*ASSIGNED TASK*: Pick out each line of the records in which the word "performance" appears.

*Dataset rows describing interfaces*:
= = = =

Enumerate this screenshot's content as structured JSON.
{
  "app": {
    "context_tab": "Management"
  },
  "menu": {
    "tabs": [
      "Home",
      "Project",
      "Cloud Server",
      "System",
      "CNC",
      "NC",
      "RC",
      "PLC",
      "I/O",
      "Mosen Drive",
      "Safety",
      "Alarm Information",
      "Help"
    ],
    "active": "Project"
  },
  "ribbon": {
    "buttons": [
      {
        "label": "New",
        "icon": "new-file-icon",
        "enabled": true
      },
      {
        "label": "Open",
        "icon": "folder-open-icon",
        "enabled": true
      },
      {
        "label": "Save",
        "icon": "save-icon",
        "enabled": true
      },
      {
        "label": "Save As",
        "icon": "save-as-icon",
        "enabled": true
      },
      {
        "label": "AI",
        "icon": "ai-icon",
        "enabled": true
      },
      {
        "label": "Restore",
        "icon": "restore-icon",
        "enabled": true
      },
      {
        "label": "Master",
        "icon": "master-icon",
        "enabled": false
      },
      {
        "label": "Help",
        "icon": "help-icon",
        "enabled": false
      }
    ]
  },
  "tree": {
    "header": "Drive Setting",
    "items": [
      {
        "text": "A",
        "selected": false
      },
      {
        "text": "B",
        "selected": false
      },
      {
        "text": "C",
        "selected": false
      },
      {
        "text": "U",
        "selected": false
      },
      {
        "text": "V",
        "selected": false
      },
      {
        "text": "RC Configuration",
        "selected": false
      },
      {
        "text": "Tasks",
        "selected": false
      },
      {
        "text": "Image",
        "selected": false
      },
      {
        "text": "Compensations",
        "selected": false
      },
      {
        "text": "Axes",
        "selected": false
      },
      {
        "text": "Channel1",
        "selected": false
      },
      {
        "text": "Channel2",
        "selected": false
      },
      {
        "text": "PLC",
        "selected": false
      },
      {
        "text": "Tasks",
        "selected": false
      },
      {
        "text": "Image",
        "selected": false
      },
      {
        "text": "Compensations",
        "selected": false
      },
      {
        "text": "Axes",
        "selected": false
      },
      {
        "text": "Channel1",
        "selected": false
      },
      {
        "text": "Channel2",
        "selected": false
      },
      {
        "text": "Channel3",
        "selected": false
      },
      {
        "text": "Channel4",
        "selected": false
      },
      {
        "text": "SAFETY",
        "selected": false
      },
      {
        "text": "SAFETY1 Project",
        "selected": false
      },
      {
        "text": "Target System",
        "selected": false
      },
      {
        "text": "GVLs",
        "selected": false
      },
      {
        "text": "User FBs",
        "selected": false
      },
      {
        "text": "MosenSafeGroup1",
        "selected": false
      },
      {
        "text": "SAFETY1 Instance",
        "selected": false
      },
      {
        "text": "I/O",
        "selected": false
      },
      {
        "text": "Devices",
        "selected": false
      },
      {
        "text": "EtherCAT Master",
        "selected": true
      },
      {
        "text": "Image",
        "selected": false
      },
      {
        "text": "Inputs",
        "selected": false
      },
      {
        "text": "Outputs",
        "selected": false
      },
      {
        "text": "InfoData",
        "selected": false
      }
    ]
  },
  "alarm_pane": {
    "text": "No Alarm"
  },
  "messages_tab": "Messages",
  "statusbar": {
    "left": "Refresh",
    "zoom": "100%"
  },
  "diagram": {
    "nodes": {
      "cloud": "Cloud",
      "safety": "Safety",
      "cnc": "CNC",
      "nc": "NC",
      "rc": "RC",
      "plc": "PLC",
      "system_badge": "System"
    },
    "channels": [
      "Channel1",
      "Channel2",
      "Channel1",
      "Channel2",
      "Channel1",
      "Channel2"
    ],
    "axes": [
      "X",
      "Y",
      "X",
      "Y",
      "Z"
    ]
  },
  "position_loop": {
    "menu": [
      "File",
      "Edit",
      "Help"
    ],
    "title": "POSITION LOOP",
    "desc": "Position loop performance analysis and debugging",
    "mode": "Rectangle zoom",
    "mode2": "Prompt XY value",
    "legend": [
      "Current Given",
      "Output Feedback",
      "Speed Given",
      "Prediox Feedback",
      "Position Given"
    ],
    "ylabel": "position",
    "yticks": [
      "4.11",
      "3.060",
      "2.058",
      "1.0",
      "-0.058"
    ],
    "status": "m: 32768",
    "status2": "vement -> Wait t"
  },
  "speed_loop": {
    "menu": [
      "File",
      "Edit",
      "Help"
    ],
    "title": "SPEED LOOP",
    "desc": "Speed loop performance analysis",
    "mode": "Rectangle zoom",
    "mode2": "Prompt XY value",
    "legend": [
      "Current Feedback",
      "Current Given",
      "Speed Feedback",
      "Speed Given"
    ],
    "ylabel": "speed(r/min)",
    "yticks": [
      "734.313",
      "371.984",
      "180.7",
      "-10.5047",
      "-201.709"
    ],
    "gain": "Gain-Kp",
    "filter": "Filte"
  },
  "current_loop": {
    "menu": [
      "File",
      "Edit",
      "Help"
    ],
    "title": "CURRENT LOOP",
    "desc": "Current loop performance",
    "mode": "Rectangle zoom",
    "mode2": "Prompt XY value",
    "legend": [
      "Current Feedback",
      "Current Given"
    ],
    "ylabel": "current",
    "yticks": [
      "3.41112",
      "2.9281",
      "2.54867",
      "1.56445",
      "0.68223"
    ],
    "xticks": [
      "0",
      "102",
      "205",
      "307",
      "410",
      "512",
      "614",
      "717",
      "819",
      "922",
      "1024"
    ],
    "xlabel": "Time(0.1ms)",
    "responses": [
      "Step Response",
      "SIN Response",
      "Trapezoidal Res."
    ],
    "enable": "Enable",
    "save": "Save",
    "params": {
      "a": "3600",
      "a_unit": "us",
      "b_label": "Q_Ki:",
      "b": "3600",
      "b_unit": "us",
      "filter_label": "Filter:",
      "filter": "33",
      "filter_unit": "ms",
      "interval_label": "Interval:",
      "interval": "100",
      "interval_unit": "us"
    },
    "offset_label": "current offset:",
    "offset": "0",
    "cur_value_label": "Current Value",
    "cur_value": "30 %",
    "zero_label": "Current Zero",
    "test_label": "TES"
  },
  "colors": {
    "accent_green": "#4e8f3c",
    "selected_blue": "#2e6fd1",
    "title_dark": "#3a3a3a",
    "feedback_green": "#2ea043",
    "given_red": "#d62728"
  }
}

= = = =

*TASK RESULT*:
    "desc": "Position loop performance analysis and debugging",
    "desc": "Speed loop performance analysis",
    "desc": "Current loop performance",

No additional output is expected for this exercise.